_AIM OF THE TASK_
Scan the listing beneath this sentence. Report each line with the word "thumbType".

_STUDY MATERIAL_
__________

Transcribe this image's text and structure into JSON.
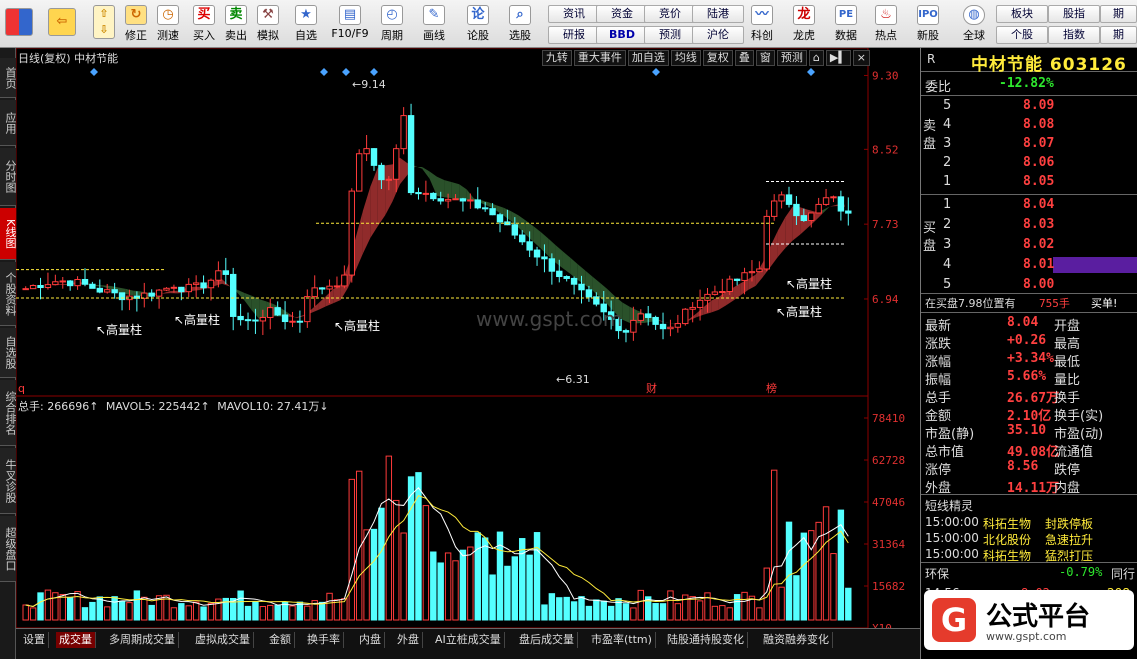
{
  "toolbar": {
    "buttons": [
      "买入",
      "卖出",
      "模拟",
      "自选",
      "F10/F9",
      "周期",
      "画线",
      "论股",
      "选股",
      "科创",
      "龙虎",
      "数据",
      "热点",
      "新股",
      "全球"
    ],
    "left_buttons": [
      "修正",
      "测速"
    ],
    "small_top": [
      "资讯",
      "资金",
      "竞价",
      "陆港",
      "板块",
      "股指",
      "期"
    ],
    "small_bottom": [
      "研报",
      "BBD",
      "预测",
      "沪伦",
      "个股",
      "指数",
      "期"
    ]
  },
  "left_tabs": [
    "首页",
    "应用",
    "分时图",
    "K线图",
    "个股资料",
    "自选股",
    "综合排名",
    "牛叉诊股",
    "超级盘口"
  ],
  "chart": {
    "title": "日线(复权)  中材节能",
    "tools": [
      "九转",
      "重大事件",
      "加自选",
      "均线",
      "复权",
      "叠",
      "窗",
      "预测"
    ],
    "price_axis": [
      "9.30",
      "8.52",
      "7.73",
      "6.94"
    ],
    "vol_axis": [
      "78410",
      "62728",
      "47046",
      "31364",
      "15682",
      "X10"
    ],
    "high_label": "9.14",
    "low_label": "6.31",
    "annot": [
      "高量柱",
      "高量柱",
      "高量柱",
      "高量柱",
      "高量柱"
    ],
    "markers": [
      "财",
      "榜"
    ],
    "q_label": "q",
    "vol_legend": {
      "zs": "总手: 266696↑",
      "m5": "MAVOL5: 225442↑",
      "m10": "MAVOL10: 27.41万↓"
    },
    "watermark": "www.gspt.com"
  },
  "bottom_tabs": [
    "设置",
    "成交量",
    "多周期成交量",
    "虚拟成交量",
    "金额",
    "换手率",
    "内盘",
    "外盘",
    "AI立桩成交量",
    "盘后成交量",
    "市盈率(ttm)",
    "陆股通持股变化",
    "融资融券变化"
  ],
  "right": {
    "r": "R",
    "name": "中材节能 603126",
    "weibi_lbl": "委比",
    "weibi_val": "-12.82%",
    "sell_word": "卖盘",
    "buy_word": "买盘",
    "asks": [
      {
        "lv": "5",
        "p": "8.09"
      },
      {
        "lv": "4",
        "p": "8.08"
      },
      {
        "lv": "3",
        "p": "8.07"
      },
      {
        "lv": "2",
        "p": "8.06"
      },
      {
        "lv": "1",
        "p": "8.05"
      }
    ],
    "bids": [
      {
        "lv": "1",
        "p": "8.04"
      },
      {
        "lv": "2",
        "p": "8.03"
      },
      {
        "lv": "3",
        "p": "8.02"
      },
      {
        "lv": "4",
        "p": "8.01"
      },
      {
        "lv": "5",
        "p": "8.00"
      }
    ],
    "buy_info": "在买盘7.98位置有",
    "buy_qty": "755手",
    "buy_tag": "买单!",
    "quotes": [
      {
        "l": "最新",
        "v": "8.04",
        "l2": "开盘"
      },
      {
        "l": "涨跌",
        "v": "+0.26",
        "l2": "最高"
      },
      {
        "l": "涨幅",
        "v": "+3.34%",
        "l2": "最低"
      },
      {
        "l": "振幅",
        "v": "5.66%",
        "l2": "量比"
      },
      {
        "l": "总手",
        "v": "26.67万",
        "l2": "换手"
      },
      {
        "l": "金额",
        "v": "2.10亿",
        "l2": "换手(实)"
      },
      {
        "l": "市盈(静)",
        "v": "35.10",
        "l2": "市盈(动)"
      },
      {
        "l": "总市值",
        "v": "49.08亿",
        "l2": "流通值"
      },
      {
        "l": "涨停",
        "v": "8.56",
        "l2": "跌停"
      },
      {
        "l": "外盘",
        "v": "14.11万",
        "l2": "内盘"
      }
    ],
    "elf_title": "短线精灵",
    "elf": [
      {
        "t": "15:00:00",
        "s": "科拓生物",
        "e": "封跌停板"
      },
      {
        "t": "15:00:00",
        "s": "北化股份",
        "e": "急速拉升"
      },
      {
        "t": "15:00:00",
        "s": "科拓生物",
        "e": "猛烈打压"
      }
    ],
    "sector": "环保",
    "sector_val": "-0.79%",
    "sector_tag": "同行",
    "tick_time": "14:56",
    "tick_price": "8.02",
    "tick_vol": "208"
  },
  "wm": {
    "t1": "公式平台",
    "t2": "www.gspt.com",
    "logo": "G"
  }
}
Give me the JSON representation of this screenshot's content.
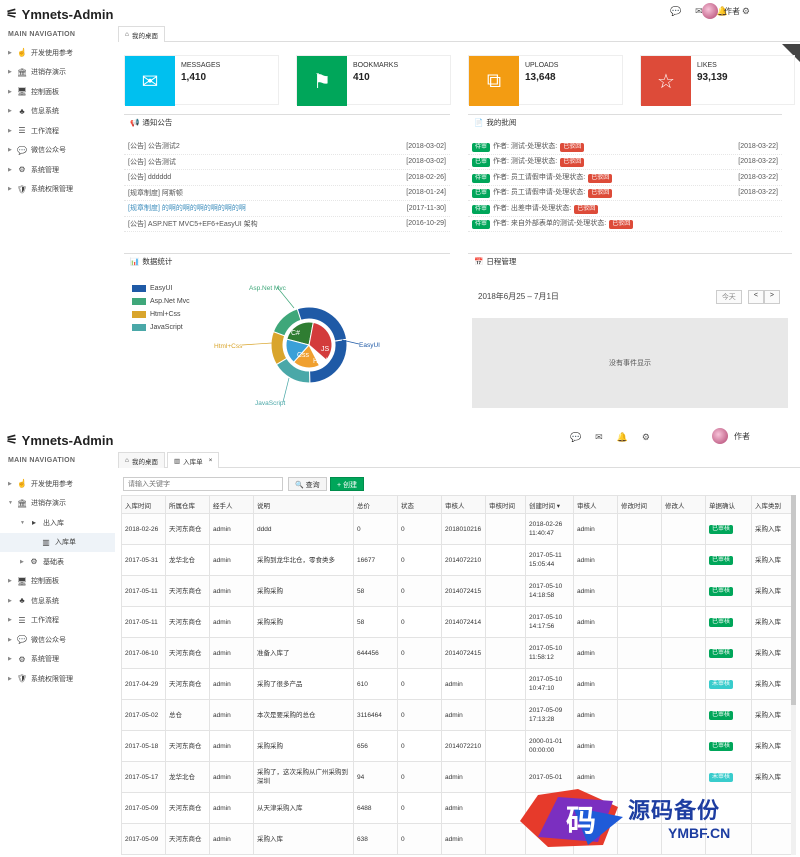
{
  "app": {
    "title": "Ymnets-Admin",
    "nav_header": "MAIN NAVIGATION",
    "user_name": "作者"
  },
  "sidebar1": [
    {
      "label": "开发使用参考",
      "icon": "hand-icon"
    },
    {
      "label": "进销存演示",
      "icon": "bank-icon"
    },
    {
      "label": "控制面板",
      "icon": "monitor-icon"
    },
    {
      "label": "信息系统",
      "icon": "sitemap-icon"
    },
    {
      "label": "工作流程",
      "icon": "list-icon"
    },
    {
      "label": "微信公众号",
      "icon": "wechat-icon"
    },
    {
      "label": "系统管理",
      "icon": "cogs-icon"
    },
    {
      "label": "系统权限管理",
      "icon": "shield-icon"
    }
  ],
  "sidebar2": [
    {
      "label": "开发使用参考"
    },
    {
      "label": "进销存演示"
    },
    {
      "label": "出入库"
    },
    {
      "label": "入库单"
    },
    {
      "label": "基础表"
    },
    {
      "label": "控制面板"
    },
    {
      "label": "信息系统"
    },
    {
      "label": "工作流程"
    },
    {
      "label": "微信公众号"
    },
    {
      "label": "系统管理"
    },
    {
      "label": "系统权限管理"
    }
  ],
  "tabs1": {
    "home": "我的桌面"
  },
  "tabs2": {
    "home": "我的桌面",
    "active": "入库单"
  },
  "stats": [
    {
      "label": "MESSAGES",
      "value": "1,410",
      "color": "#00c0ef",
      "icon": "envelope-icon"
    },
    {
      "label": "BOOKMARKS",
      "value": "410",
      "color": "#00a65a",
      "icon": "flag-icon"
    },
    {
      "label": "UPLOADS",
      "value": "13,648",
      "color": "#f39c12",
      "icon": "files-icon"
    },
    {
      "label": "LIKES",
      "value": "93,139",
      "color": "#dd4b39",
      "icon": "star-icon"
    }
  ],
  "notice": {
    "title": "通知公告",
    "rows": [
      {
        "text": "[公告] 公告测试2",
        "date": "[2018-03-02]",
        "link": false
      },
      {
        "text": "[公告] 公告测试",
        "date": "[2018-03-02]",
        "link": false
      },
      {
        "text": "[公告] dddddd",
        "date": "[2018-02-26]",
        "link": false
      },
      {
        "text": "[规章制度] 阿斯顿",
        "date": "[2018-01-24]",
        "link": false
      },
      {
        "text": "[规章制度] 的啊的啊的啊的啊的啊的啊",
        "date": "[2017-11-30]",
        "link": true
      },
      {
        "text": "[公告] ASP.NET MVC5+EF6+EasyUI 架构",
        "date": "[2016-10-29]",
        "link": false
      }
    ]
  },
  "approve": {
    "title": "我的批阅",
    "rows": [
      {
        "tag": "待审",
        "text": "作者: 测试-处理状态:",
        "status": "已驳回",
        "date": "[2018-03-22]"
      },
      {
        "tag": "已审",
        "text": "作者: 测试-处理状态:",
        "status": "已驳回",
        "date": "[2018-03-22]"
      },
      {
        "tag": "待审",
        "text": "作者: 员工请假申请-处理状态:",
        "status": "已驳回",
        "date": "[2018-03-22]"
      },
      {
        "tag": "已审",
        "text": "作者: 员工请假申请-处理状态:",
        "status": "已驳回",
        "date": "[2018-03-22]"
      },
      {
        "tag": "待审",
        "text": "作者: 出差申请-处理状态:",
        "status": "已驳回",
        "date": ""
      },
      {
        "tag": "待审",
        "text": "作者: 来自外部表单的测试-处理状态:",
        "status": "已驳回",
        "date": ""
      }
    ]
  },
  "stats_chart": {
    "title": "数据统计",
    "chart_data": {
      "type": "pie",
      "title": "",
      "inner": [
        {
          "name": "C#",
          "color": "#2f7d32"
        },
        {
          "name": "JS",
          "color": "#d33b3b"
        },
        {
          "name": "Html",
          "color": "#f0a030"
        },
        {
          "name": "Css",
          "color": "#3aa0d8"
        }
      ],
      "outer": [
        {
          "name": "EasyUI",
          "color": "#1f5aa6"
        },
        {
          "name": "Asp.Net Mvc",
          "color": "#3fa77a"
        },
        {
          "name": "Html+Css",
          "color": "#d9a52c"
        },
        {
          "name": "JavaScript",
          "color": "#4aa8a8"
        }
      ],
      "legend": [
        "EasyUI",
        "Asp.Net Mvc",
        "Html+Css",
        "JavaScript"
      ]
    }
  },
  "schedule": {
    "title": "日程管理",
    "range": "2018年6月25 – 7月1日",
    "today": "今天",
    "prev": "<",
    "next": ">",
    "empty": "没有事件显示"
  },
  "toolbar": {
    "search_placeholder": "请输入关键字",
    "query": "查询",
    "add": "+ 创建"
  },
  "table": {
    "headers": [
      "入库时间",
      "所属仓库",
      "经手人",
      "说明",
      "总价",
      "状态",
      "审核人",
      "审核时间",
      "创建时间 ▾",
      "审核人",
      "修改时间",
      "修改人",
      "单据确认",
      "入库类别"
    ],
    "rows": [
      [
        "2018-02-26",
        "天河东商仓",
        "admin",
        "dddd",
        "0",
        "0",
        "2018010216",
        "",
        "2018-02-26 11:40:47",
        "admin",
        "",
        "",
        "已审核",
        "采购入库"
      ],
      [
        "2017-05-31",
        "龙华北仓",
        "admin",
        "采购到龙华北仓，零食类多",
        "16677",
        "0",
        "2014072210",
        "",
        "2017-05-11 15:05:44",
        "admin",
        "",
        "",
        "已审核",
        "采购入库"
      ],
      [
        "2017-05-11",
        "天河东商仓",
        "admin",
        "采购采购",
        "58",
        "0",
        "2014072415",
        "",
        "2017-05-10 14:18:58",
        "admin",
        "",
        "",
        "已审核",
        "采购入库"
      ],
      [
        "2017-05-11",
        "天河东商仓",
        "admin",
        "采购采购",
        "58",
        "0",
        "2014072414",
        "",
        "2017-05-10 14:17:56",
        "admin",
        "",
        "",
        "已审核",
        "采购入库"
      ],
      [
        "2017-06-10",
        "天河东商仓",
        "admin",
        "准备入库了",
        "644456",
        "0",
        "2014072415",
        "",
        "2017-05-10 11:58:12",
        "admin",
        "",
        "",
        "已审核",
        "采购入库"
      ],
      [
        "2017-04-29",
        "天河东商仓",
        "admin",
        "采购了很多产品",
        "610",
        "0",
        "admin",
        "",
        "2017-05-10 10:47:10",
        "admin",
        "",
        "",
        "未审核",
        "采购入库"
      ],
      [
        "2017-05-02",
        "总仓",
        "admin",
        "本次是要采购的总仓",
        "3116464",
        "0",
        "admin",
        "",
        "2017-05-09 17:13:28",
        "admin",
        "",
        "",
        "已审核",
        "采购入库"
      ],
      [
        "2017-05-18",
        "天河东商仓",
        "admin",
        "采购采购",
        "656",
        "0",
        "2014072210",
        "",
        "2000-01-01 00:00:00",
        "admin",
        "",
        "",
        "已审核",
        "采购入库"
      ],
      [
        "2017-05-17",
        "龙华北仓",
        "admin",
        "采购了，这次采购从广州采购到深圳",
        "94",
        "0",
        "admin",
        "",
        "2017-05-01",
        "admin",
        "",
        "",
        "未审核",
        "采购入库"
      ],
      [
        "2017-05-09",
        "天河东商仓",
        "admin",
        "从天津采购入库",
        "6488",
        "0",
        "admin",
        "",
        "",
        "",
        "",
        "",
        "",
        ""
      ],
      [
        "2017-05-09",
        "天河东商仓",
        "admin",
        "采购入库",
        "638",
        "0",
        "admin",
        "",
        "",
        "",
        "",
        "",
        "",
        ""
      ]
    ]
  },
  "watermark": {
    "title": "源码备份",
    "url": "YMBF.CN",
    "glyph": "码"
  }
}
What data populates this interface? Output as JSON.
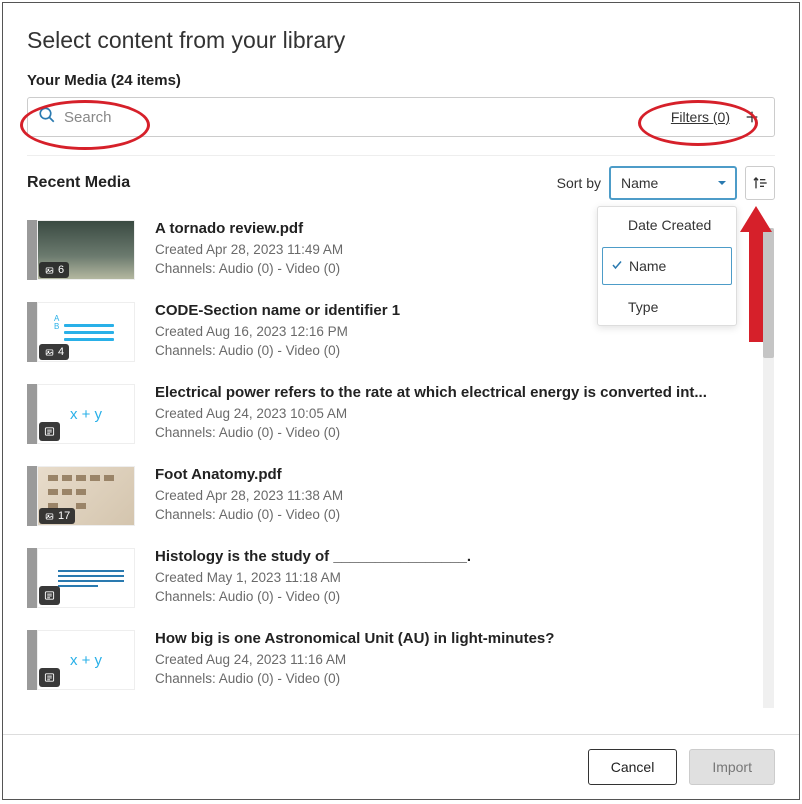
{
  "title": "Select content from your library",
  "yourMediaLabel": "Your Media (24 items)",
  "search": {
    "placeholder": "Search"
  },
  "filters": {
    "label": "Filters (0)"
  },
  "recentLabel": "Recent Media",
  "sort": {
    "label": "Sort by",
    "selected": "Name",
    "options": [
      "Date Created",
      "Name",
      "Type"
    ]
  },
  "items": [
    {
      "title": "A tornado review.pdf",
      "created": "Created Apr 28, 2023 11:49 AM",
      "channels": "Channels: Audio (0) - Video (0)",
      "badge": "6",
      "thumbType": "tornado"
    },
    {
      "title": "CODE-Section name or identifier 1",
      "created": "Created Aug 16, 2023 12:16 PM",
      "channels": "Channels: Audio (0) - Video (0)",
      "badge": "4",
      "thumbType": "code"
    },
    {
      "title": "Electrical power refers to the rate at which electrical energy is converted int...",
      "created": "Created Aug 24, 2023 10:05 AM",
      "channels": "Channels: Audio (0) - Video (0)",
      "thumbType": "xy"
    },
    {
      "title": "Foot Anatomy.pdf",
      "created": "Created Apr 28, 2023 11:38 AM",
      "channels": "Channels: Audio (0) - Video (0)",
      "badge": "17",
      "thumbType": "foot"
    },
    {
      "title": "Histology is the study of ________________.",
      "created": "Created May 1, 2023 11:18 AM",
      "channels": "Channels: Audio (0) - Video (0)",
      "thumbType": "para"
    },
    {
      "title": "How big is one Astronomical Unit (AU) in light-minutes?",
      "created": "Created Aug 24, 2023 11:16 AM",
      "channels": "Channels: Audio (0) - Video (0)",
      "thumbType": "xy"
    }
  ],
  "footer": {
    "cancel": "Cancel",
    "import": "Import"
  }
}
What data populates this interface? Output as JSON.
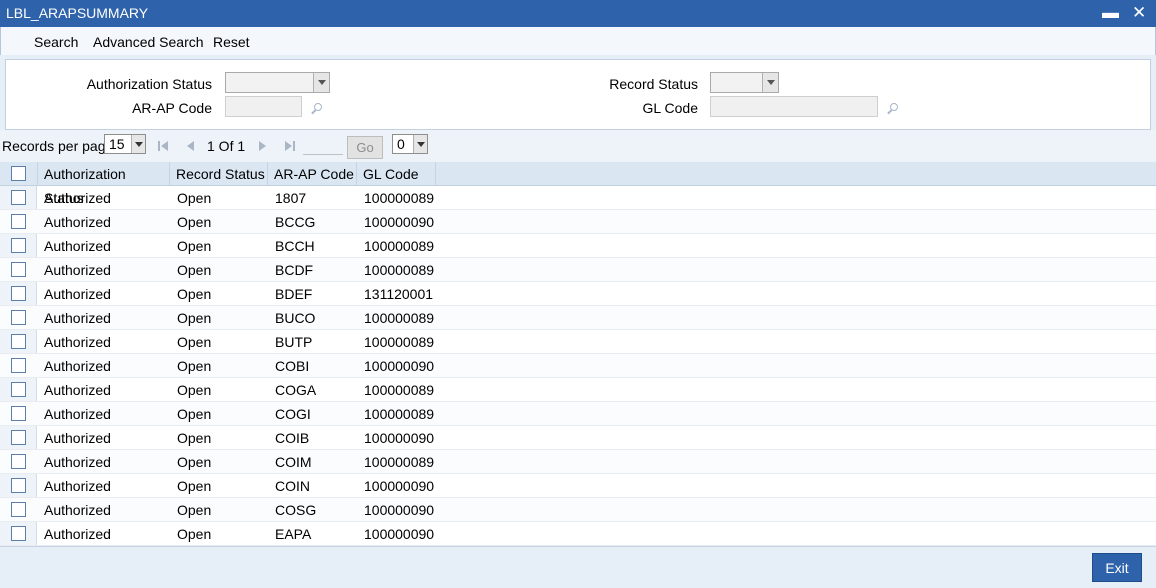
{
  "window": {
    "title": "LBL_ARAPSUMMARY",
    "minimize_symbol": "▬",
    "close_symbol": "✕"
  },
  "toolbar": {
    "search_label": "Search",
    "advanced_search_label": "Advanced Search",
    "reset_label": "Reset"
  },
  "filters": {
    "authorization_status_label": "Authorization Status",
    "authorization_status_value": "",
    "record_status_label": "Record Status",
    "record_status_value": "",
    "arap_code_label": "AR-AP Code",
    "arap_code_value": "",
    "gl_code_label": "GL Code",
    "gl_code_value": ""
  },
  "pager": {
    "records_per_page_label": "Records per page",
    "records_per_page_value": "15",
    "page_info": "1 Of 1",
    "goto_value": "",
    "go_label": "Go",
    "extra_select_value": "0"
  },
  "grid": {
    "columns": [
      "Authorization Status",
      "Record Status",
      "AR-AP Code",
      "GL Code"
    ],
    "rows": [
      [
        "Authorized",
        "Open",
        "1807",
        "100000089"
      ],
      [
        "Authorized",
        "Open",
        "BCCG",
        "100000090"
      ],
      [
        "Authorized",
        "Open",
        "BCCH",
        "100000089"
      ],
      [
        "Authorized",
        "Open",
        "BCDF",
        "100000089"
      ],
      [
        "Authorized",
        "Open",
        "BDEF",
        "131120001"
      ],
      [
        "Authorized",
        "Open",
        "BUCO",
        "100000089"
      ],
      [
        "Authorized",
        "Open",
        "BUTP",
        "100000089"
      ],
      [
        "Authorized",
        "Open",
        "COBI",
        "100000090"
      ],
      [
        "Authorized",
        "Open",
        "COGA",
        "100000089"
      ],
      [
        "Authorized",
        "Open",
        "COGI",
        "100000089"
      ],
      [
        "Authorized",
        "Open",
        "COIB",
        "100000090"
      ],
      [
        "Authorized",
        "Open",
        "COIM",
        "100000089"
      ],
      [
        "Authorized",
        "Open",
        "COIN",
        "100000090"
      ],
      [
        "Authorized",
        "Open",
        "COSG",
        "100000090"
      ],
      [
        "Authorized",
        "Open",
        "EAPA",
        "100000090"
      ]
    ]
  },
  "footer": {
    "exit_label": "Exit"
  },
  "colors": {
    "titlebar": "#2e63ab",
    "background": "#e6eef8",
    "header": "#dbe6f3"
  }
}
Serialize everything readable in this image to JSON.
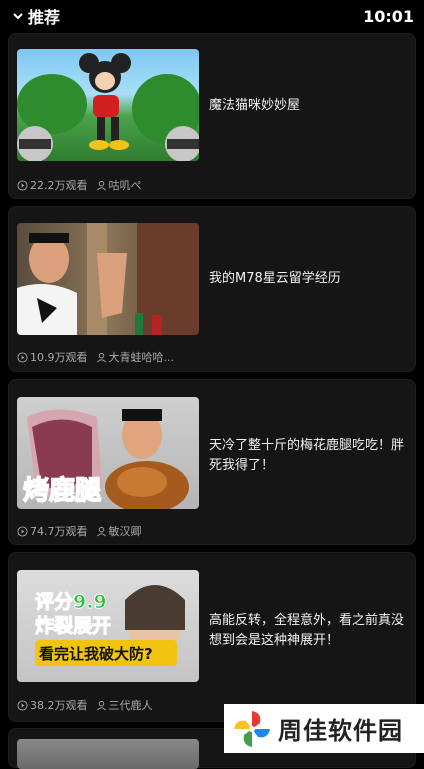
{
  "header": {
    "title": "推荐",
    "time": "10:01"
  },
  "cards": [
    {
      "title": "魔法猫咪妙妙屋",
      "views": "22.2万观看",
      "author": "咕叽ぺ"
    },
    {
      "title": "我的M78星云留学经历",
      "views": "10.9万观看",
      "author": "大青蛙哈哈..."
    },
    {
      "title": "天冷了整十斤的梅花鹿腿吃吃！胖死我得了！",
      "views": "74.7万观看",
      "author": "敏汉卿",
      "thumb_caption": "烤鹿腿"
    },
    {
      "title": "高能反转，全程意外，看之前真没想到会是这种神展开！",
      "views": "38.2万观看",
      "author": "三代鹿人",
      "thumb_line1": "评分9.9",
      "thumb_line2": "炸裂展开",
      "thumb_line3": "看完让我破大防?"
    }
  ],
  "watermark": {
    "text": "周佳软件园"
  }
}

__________

_WORKED SOLUTION_
      "thumbType": "tornado"
      "thumbType": "code"
      "thumbType": "xy"
      "thumbType": "foot"
      "thumbType": "para"
      "thumbType": "xy"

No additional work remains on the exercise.